- To make cream cheese, soak 1 cup of cashews in water overnight, then blend them with ¼ cup of water, and 1 tablespoon of lemon juice in a blender, such as the Vitamix.
- For shredded cheese, the Daiya brand makes a gluten, dairy and soy-free “cheese” that can be used in place of cheddar, mozzarella, and Pepperjack cheese on pizzas, casseroles and the like. They also have a cheesecake, made with a gluten-free crust.
- So Delicious Dairy Free makes a coconut milk-based ice cream in a variety of flavors.
- You can also try Yonanas, which is an awesome machine that turns frozen bananas into ice cream.
- Coconut oil works very well as a butter substitute for most purposes.
- Duck fat is another tasty alternative.
- Daiya and So Delicious Dairy Free make tasty coconut-based yogurts.
- Daiya brand makes a tasty gluten, dairy, and soy-free pizza.
Protein for Shakes
- You can make a purée of cashews and lemon juice, or use a coconut milk with a high-fat content, such as coconut cream.
Additionally, there are many online recipes and cookbooks that are full of ideas for crafting delicious, dairy-free meals. I also released my own cookbook, Hashimoto’s Food Pharmacology: Nutrition Protocols and Healing Recipes to Take Charge of Your Thyroid Health, which contains 125 recipes that are all dairy free! My hope is to inspire people to create their own meals that are nourishing to their thyroid health, while still tasty and fulfilling.
Time and time again, I have seen people with Hashimoto’s shed their symptoms and feel better after giving up dairy. For me, getting off dairy meant no more irritable bowel syndrome, bloating, acid reflux, or carpal tunnel. For one reader, Crystal, getting off dairy meant getting her Hashimoto’s into remission. (Read Crystal’s Hashimoto’s success story here.)
If you have given up gluten, but are still struggling with digestive or respiratory symptoms, I encourage you to try eliminating dairy for a period of at least three weeks, and take note of how you feel. You may even want to get a journal and keep track of your symptoms. You may just find that they disappear altogether!
I hope this information helps you on your journey to better health!
P.S. Be sure to join my email list to get a free chapter of my first book, recipes a, Thyroid Diet start guide, notifications about upcoming events, and my weekly newsletter.
- Fasano A. Leaky gut and autoimmune disease. Clin Rev Allergy Immunol. 2012;42(1):71-78.
- Luiz, HV. IgG4-related Hashimoto’s thyroiditis – a new variant of a well-known disease.
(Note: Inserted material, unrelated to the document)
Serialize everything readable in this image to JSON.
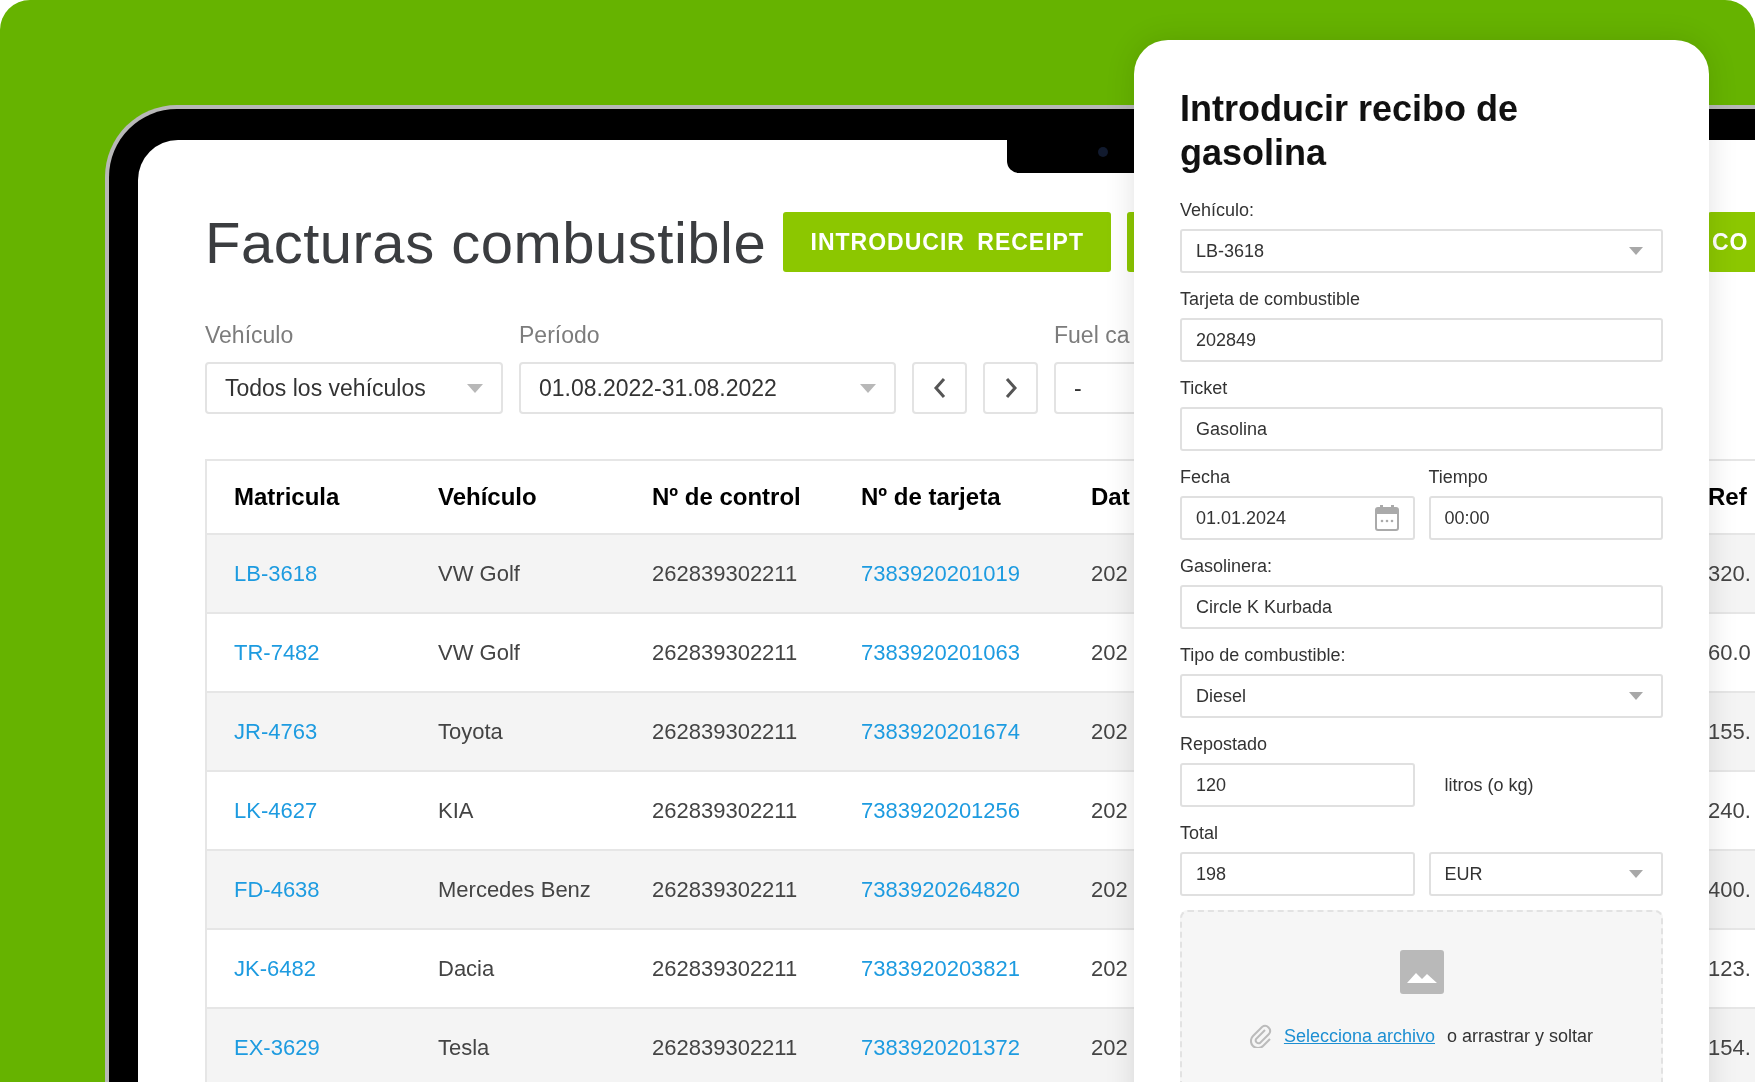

Arq Bras Endocrinol Metab. 2014;58(8):862-868.
- Ruchala M, et. al. The influence of lactose intolerance and other gastro-intestinal tract disorders on L-thyroxine absorption. Endokrynol Pol. 2012;63(4):318-23.
- Asik M, Gunes F, Binnetoglu E, Eroglu M, Bozkurt N, Sen H, Akbal E, Bakar C, Beyazit Y, Ukinc K.Decrease in TSH levels after lactose restriction in Hashimoto’s thyroiditis patients with lactose intolerance. Endocrine. 2014 Jun;46(2):279-84.
- Cellini M1, Santaguida MG, Gatto I, Virili C, Del Duca SC, Brusca N, Capriello S, Gargano L, Centanni M.Systematic appraisal of lactose intolerance as cause of increased need for oral thyroxine. J Clin Endocrinol Metab. 2014 Aug;99(8): E1454-8. doi: 10.1210/jc.2014-1217. Epub 2014 May 5. PMID: 24796930.
- Muñoz-Torres M1, Varsavsky M, Alonso G. Lactose intolerance revealed by severe resistance to treatment with levothyroxine. Thyroid. 2006 Nov;16(11):1171-3.
- Shabo, Y. et. al. Camel Milk for Food Allergies in Children. Immunology and Allergies. IMAJ 2005; 7:796-798.
- Lister J, et. al. Behavioral effects of food-derived opioid-like peptides in rodents: Implications for schizophrenia? Pharmacol Biochem Behav. 2015 Jul;134:70-8.
- Asik M, Gunes F, Binnetoglu E, Eroglu M, Bozkurt N, Sen H, et al. Decrease in TSH levels after lactose restriction in Hashimoto’s thyroiditis patients with lactose intolerance. Endocrine. 2014 Jun;46(2):279-84.
Note: Originally published in 2015, this article has been revised and updated for accuracy and thoroughness.